[Extracted records]
========

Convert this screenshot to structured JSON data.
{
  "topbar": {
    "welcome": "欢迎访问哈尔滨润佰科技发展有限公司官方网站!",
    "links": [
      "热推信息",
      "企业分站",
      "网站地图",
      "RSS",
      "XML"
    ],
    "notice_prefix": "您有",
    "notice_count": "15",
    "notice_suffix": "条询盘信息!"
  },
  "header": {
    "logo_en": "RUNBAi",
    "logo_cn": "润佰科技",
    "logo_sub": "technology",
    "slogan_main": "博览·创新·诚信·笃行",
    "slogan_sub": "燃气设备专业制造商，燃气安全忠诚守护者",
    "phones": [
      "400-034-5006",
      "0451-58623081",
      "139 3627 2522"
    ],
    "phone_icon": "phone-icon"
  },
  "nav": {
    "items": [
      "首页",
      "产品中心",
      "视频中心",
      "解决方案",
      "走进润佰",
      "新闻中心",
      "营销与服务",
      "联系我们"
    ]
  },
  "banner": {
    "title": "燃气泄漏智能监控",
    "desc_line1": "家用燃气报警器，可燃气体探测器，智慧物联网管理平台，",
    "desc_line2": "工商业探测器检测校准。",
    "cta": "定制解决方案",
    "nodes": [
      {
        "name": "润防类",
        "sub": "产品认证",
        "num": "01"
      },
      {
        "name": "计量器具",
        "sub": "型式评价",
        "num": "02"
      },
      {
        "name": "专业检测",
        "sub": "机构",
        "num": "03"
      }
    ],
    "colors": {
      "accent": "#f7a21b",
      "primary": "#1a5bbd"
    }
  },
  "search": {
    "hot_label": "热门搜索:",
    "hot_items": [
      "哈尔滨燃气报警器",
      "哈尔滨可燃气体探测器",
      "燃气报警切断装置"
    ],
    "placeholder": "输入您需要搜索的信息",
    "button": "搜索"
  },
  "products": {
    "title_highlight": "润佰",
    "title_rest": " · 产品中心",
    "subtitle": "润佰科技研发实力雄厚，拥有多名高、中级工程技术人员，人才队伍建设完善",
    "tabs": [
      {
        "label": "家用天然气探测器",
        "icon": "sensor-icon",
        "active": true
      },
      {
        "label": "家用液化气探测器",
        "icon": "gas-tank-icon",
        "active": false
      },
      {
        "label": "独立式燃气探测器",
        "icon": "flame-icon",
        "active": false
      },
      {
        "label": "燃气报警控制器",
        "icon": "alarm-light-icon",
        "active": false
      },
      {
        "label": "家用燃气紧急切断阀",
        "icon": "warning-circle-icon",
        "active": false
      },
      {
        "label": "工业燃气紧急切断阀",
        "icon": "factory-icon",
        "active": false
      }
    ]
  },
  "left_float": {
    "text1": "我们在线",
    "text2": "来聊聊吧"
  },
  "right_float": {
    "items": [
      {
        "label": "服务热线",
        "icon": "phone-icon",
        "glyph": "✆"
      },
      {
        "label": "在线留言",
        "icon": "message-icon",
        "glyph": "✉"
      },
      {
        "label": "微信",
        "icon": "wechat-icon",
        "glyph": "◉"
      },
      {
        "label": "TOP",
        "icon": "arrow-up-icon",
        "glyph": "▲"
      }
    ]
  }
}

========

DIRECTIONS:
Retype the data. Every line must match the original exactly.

EXERCISE SOLUTION:
Convert this screenshot to structured JSON data.
{
  "topbar": {
    "welcome": "欢迎访问哈尔滨润佰科技发展有限公司官方网站!",
    "links": [
      "热推信息",
      "企业分站",
      "网站地图",
      "RSS",
      "XML"
    ],
    "notice_prefix": "您有",
    "notice_count": "15",
    "notice_suffix": "条询盘信息!"
  },
  "header": {
    "logo_en": "RUNBAi",
    "logo_cn": "润佰科技",
    "logo_sub": "technology",
    "slogan_main": "博览·创新·诚信·笃行",
    "slogan_sub": "燃气设备专业制造商，燃气安全忠诚守护者",
    "phones": [
      "400-034-5006",
      "0451-58623081",
      "139 3627 2522"
    ],
    "phone_icon": "phone-icon"
  },
  "nav": {
    "items": [
      "首页",
      "产品中心",
      "视频中心",
      "解决方案",
      "走进润佰",
      "新闻中心",
      "营销与服务",
      "联系我们"
    ]
  },
  "banner": {
    "title": "燃气泄漏智能监控",
    "desc_line1": "家用燃气报警器，可燃气体探测器，智慧物联网管理平台，",
    "desc_line2": "工商业探测器检测校准。",
    "cta": "定制解决方案",
    "nodes": [
      {
        "name": "润防类",
        "sub": "产品认证",
        "num": "01"
      },
      {
        "name": "计量器具",
        "sub": "型式评价",
        "num": "02"
      },
      {
        "name": "专业检测",
        "sub": "机构",
        "num": "03"
      }
    ],
    "colors": {
      "accent": "#f7a21b",
      "primary": "#1a5bbd"
    }
  },
  "search": {
    "hot_label": "热门搜索:",
    "hot_items": [
      "哈尔滨燃气报警器",
      "哈尔滨可燃气体探测器",
      "燃气报警切断装置"
    ],
    "placeholder": "输入您需要搜索的信息",
    "button": "搜索"
  },
  "products": {
    "title_highlight": "润佰",
    "title_rest": " · 产品中心",
    "subtitle": "润佰科技研发实力雄厚，拥有多名高、中级工程技术人员，人才队伍建设完善",
    "tabs": [
      {
        "label": "家用天然气探测器",
        "icon": "sensor-icon",
        "active": true
      },
      {
        "label": "家用液化气探测器",
        "icon": "gas-tank-icon",
        "active": false
      },
      {
        "label": "独立式燃气探测器",
        "icon": "flame-icon",
        "active": false
      },
      {
        "label": "燃气报警控制器",
        "icon": "alarm-light-icon",
        "active": false
      },
      {
        "label": "家用燃气紧急切断阀",
        "icon": "warning-circle-icon",
        "active": false
      },
      {
        "label": "工业燃气紧急切断阀",
        "icon": "factory-icon",
        "active": false
      }
    ]
  },
  "left_float": {
    "text1": "我们在线",
    "text2": "来聊聊吧"
  },
  "right_float": {
    "items": [
      {
        "label": "服务热线",
        "icon": "phone-icon",
        "glyph": "✆"
      },
      {
        "label": "在线留言",
        "icon": "message-icon",
        "glyph": "✉"
      },
      {
        "label": "微信",
        "icon": "wechat-icon",
        "glyph": "◉"
      },
      {
        "label": "TOP",
        "icon": "arrow-up-icon",
        "glyph": "▲"
      }
    ]
  }
}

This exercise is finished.